WHAT YOU WILL DO:
Below are records to retype exactly, except for the pictures.

GIVEN INFORMATION:
+ + + +

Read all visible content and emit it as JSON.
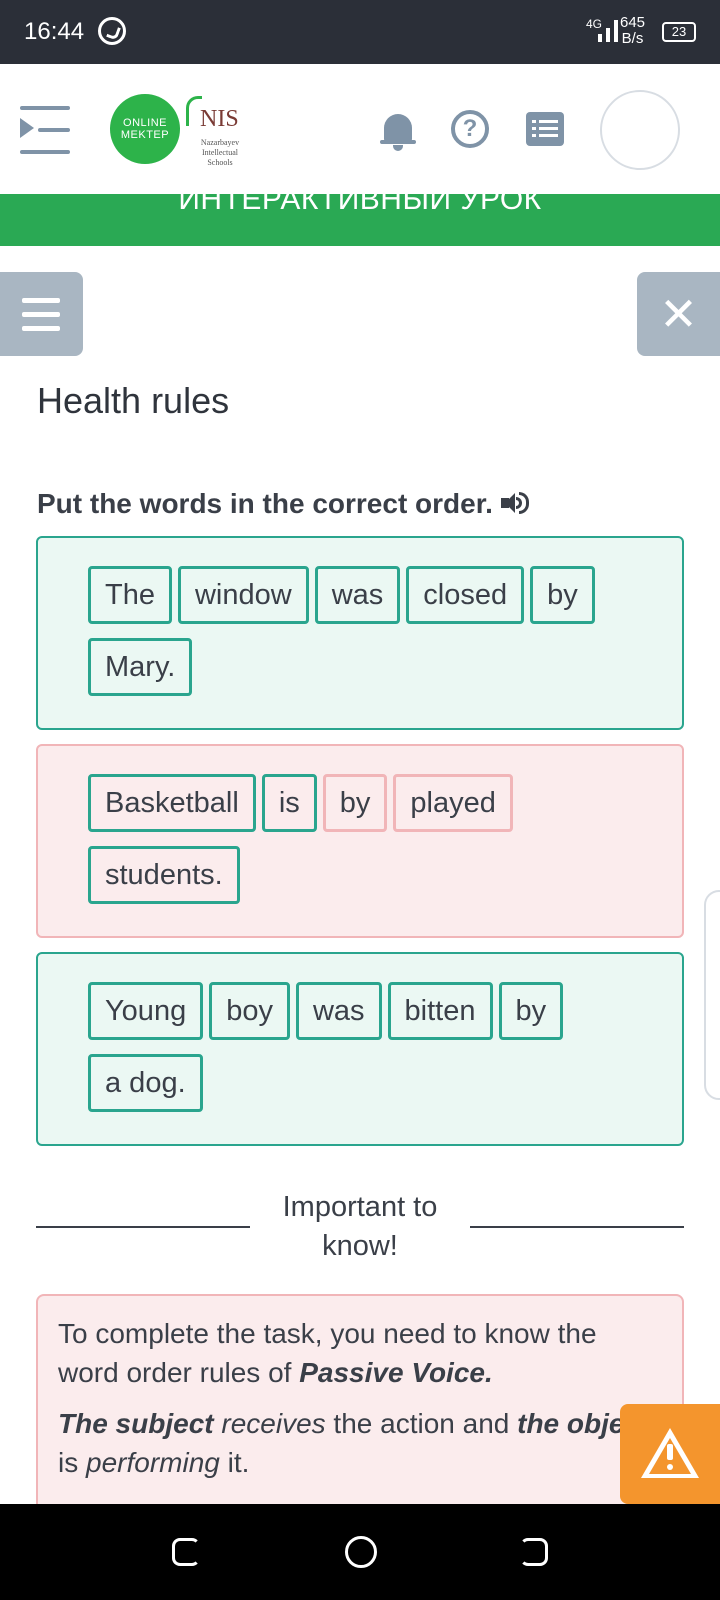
{
  "status_bar": {
    "time": "16:44",
    "network": "4G",
    "speed_value": "645",
    "speed_unit": "B/s",
    "battery": "23"
  },
  "header": {
    "logo_online_mektep_line1": "ONLINE",
    "logo_online_mektep_line2": "MEKTEP",
    "logo_nis": "NIS",
    "logo_nis_sub": "Nazarbayev Intellectual Schools",
    "help_glyph": "?"
  },
  "banner": {
    "text": "ИНТЕРАКТИВНЫЙ УРОК"
  },
  "lesson": {
    "title": "Health rules",
    "instruction": "Put the words in the correct order.",
    "close_glyph": "✕"
  },
  "exercises": [
    {
      "status": "correct",
      "words": [
        {
          "text": "The",
          "state": "correct"
        },
        {
          "text": "window",
          "state": "correct"
        },
        {
          "text": "was",
          "state": "correct"
        },
        {
          "text": "closed",
          "state": "correct"
        },
        {
          "text": "by",
          "state": "correct"
        },
        {
          "text": "Mary.",
          "state": "correct"
        }
      ]
    },
    {
      "status": "incorrect",
      "words": [
        {
          "text": "Basketball",
          "state": "correct"
        },
        {
          "text": "is",
          "state": "correct"
        },
        {
          "text": "by",
          "state": "incorrect"
        },
        {
          "text": "played",
          "state": "incorrect"
        },
        {
          "text": "students.",
          "state": "correct"
        }
      ]
    },
    {
      "status": "correct",
      "words": [
        {
          "text": "Young",
          "state": "correct"
        },
        {
          "text": "boy",
          "state": "correct"
        },
        {
          "text": "was",
          "state": "correct"
        },
        {
          "text": "bitten",
          "state": "correct"
        },
        {
          "text": "by",
          "state": "correct"
        },
        {
          "text": "a dog.",
          "state": "correct"
        }
      ]
    }
  ],
  "important": {
    "heading": "Important to know!",
    "p1_plain": "To complete the task, you need to know the word order rules of ",
    "p1_bold": "Passive Voice.",
    "p2_subject": "The subject",
    "p2_receives": "receives",
    "p2_mid": " the action and ",
    "p2_object": "the object",
    "p2_is": " is ",
    "p2_performing": "performing",
    "p2_end": " it."
  },
  "colors": {
    "accent_green": "#2aa954",
    "correct_border": "#2aa58e",
    "correct_bg": "#ebf8f3",
    "incorrect_border": "#f1b5b8",
    "incorrect_bg": "#fbeced",
    "warning": "#f4952d",
    "icon_gray": "#7f93a7"
  }
}
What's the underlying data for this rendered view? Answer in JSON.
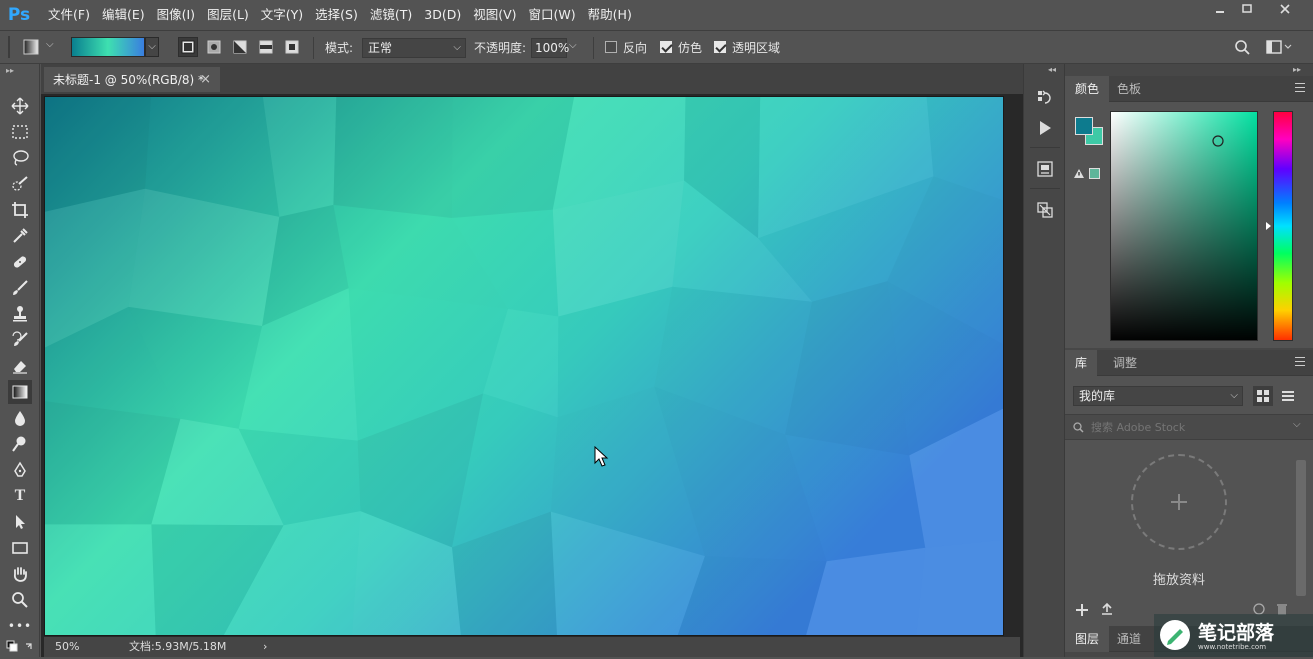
{
  "app": {
    "logo": "Ps"
  },
  "menu": [
    "文件(F)",
    "编辑(E)",
    "图像(I)",
    "图层(L)",
    "文字(Y)",
    "选择(S)",
    "滤镜(T)",
    "3D(D)",
    "视图(V)",
    "窗口(W)",
    "帮助(H)"
  ],
  "options": {
    "mode_label": "模式:",
    "mode_value": "正常",
    "opacity_label": "不透明度:",
    "opacity_value": "100%",
    "reverse_label": "反向",
    "dither_label": "仿色",
    "transparency_label": "透明区域",
    "gradient_colors": [
      "#0a7f8f",
      "#3ee0b0",
      "#3a7ee0"
    ]
  },
  "document": {
    "tab_title": "未标题-1 @ 50%(RGB/8) *",
    "close_glyph": "×",
    "zoom": "50%",
    "doc_info": "文档:5.93M/5.18M",
    "status_arrow": "›"
  },
  "colors": {
    "foreground": "#0d7b8e",
    "background": "#3ec9a6",
    "warning_swatch": "#5fb59a",
    "canvas_gradient": [
      "#0f7a8a",
      "#3fe0b2",
      "#38cfc0",
      "#3a82e0"
    ]
  },
  "color_panel": {
    "tabs": [
      "颜色",
      "色板"
    ],
    "active": 0
  },
  "library_panel": {
    "tabs": [
      "库",
      "调整"
    ],
    "active": 0,
    "library_select": "我的库",
    "search_placeholder": "搜索 Adobe Stock",
    "drop_text": "拖放资料"
  },
  "layers_panel": {
    "tabs": [
      "图层",
      "通道"
    ]
  },
  "watermark": {
    "text": "笔记部落",
    "url": "www.notetribe.com"
  }
}
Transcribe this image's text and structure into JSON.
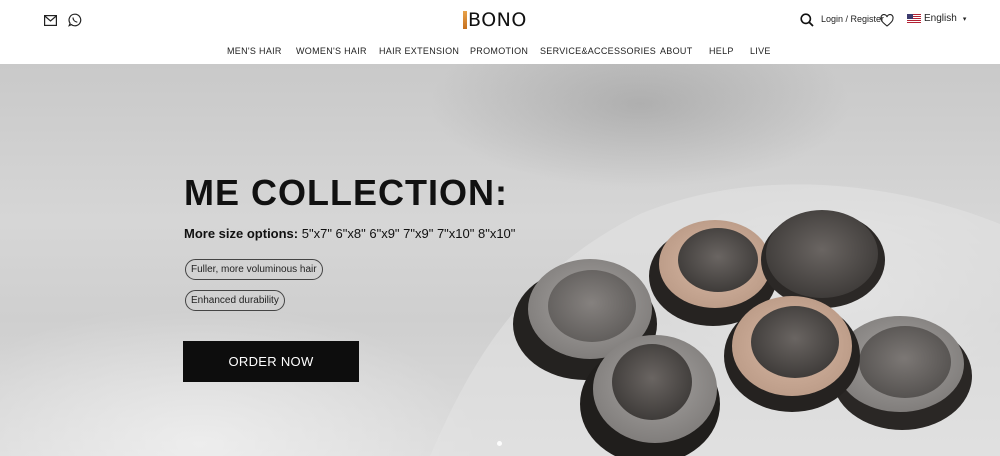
{
  "header": {
    "logo_text": "BONO",
    "login_label": "Login / Register",
    "language": {
      "label": "English",
      "caret": "▾"
    }
  },
  "nav": {
    "items": [
      "MEN'S HAIR",
      "WOMEN'S HAIR",
      "HAIR EXTENSION",
      "PROMOTION",
      "SERVICE&ACCESSORIES",
      "ABOUT",
      "HELP",
      "LIVE"
    ]
  },
  "hero": {
    "title": "ME COLLECTION:",
    "sizes_label": "More size options:",
    "sizes_values": "5\"x7\"  6\"x8\"  6\"x9\"  7\"x9\"  7\"x10\"  8\"x10\"",
    "features": [
      "Fuller, more voluminous hair",
      "Enhanced durability"
    ],
    "cta_label": "ORDER NOW",
    "slide_count": 1
  },
  "icons": [
    "mail-icon",
    "whatsapp-icon",
    "search-icon",
    "heart-icon",
    "us-flag-icon"
  ],
  "colors": {
    "accent_logo": "#d9893a",
    "cta_background": "#0d0d0d",
    "text": "#111111"
  }
}
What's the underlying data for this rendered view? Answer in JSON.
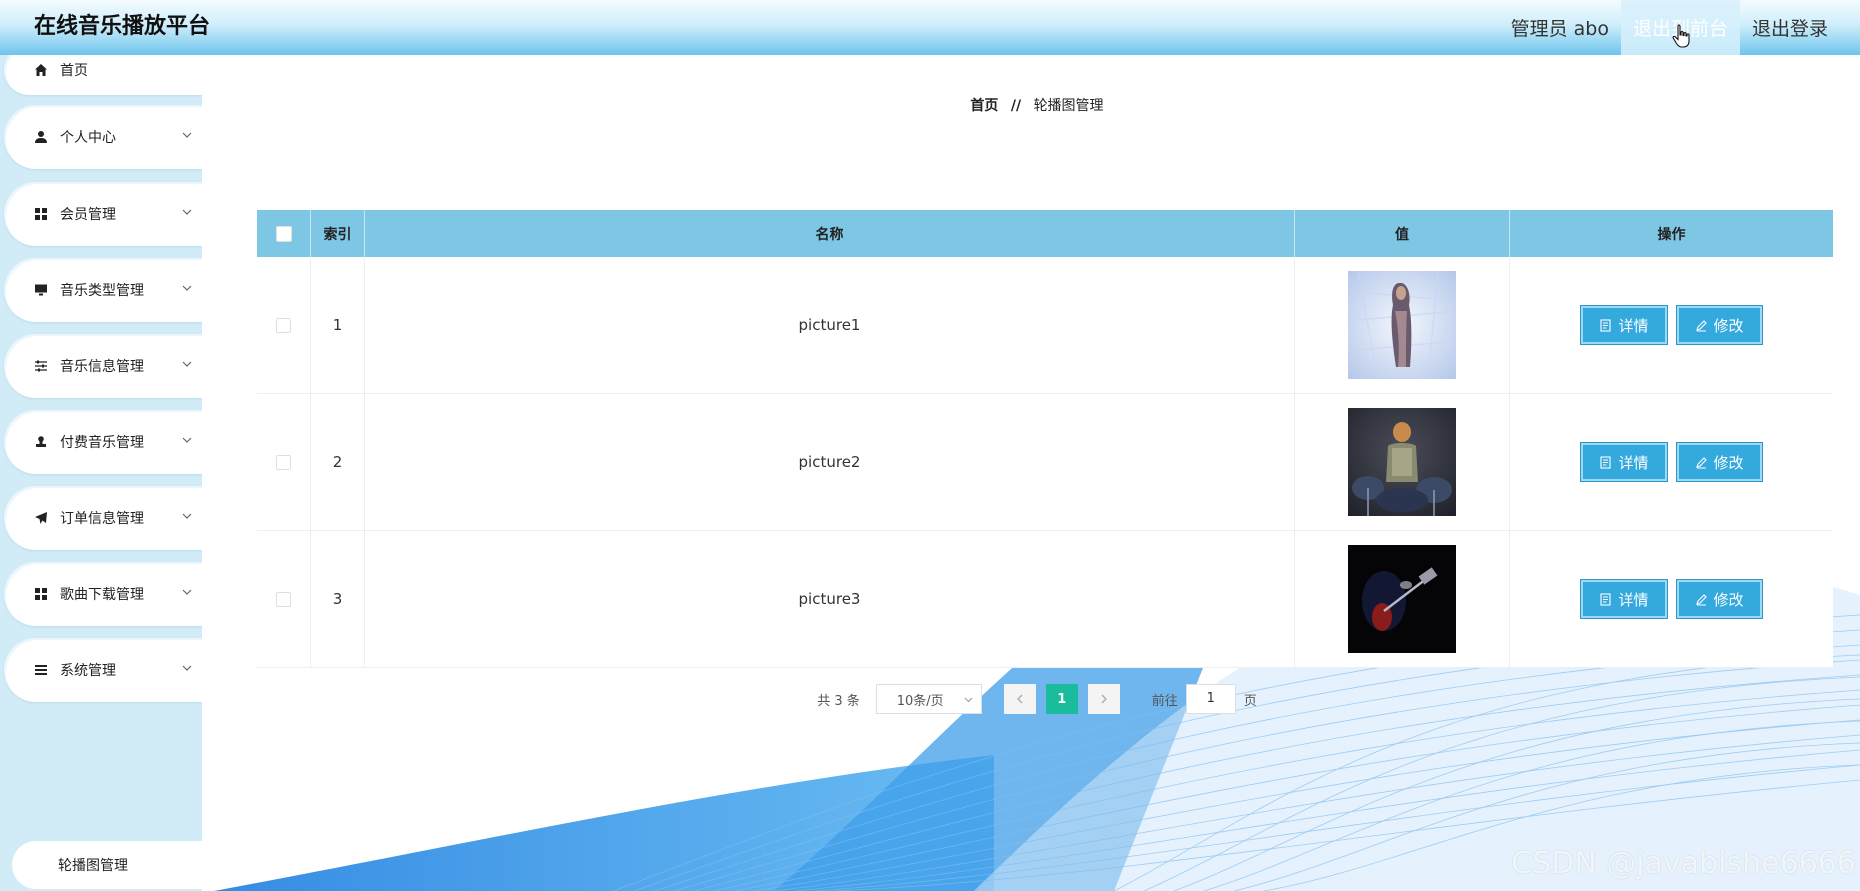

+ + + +

RESULT FOR THIS TASK:
Read all visible content and emit it as JSON.
{
  "status_bar": {
    "time": "16:44",
    "network": "4G",
    "speed_value": "645",
    "speed_unit": "B/s",
    "battery": "23"
  },
  "header": {
    "logo_online_mektep_line1": "ONLINE",
    "logo_online_mektep_line2": "MEKTEP",
    "logo_nis": "NIS",
    "logo_nis_sub": "Nazarbayev Intellectual Schools",
    "help_glyph": "?"
  },
  "banner": {
    "text": "ИНТЕРАКТИВНЫЙ УРОК"
  },
  "lesson": {
    "title": "Health rules",
    "instruction": "Put the words in the correct order.",
    "close_glyph": "✕"
  },
  "exercises": [
    {
      "status": "correct",
      "words": [
        {
          "text": "The",
          "state": "correct"
        },
        {
          "text": "window",
          "state": "correct"
        },
        {
          "text": "was",
          "state": "correct"
        },
        {
          "text": "closed",
          "state": "correct"
        },
        {
          "text": "by",
          "state": "correct"
        },
        {
          "text": "Mary.",
          "state": "correct"
        }
      ]
    },
    {
      "status": "incorrect",
      "words": [
        {
          "text": "Basketball",
          "state": "correct"
        },
        {
          "text": "is",
          "state": "correct"
        },
        {
          "text": "by",
          "state": "incorrect"
        },
        {
          "text": "played",
          "state": "incorrect"
        },
        {
          "text": "students.",
          "state": "correct"
        }
      ]
    },
    {
      "status": "correct",
      "words": [
        {
          "text": "Young",
          "state": "correct"
        },
        {
          "text": "boy",
          "state": "correct"
        },
        {
          "text": "was",
          "state": "correct"
        },
        {
          "text": "bitten",
          "state": "correct"
        },
        {
          "text": "by",
          "state": "correct"
        },
        {
          "text": "a dog.",
          "state": "correct"
        }
      ]
    }
  ],
  "important": {
    "heading": "Important to know!",
    "p1_plain": "To complete the task, you need to know the word order rules of ",
    "p1_bold": "Passive Voice.",
    "p2_subject": "The subject",
    "p2_receives": "receives",
    "p2_mid": " the action and ",
    "p2_object": "the object",
    "p2_is": " is ",
    "p2_performing": "performing",
    "p2_end": " it."
  },
  "colors": {
    "accent_green": "#2aa954",
    "correct_border": "#2aa58e",
    "correct_bg": "#ebf8f3",
    "incorrect_border": "#f1b5b8",
    "incorrect_bg": "#fbeced",
    "warning": "#f4952d",
    "icon_gray": "#7f93a7"
  }
}
What's the underlying data for this rendered view? Answer in JSON.
{
  "app": {
    "logo": "Ps"
  },
  "menu": [
    "文件(F)",
    "编辑(E)",
    "图像(I)",
    "图层(L)",
    "文字(Y)",
    "选择(S)",
    "滤镜(T)",
    "3D(D)",
    "视图(V)",
    "窗口(W)",
    "帮助(H)"
  ],
  "options": {
    "mode_label": "模式:",
    "mode_value": "正常",
    "opacity_label": "不透明度:",
    "opacity_value": "100%",
    "reverse_label": "反向",
    "dither_label": "仿色",
    "transparency_label": "透明区域",
    "gradient_colors": [
      "#0a7f8f",
      "#3ee0b0",
      "#3a7ee0"
    ]
  },
  "document": {
    "tab_title": "未标题-1 @ 50%(RGB/8) *",
    "close_glyph": "×",
    "zoom": "50%",
    "doc_info": "文档:5.93M/5.18M",
    "status_arrow": "›"
  },
  "colors": {
    "foreground": "#0d7b8e",
    "background": "#3ec9a6",
    "warning_swatch": "#5fb59a",
    "canvas_gradient": [
      "#0f7a8a",
      "#3fe0b2",
      "#38cfc0",
      "#3a82e0"
    ]
  },
  "color_panel": {
    "tabs": [
      "颜色",
      "色板"
    ],
    "active": 0
  },
  "library_panel": {
    "tabs": [
      "库",
      "调整"
    ],
    "active": 0,
    "library_select": "我的库",
    "search_placeholder": "搜索 Adobe Stock",
    "drop_text": "拖放资料"
  },
  "layers_panel": {
    "tabs": [
      "图层",
      "通道"
    ]
  },
  "watermark": {
    "text": "笔记部落",
    "url": "www.notetribe.com"
  }
}
Transcribe this image's text and structure into JSON.
{
  "header": {
    "logo_text": "BONO",
    "login_label": "Login / Register",
    "language": {
      "label": "English",
      "caret": "▾"
    }
  },
  "nav": {
    "items": [
      "MEN'S HAIR",
      "WOMEN'S HAIR",
      "HAIR EXTENSION",
      "PROMOTION",
      "SERVICE&ACCESSORIES",
      "ABOUT",
      "HELP",
      "LIVE"
    ]
  },
  "hero": {
    "title": "ME COLLECTION:",
    "sizes_label": "More size options:",
    "sizes_values": "5\"x7\"  6\"x8\"  6\"x9\"  7\"x9\"  7\"x10\"  8\"x10\"",
    "features": [
      "Fuller, more voluminous hair",
      "Enhanced durability"
    ],
    "cta_label": "ORDER NOW",
    "slide_count": 1
  },
  "icons": [
    "mail-icon",
    "whatsapp-icon",
    "search-icon",
    "heart-icon",
    "us-flag-icon"
  ],
  "colors": {
    "accent_logo": "#d9893a",
    "cta_background": "#0d0d0d",
    "text": "#111111"
  }
}
What's the underlying data for this rendered view? Answer in JSON.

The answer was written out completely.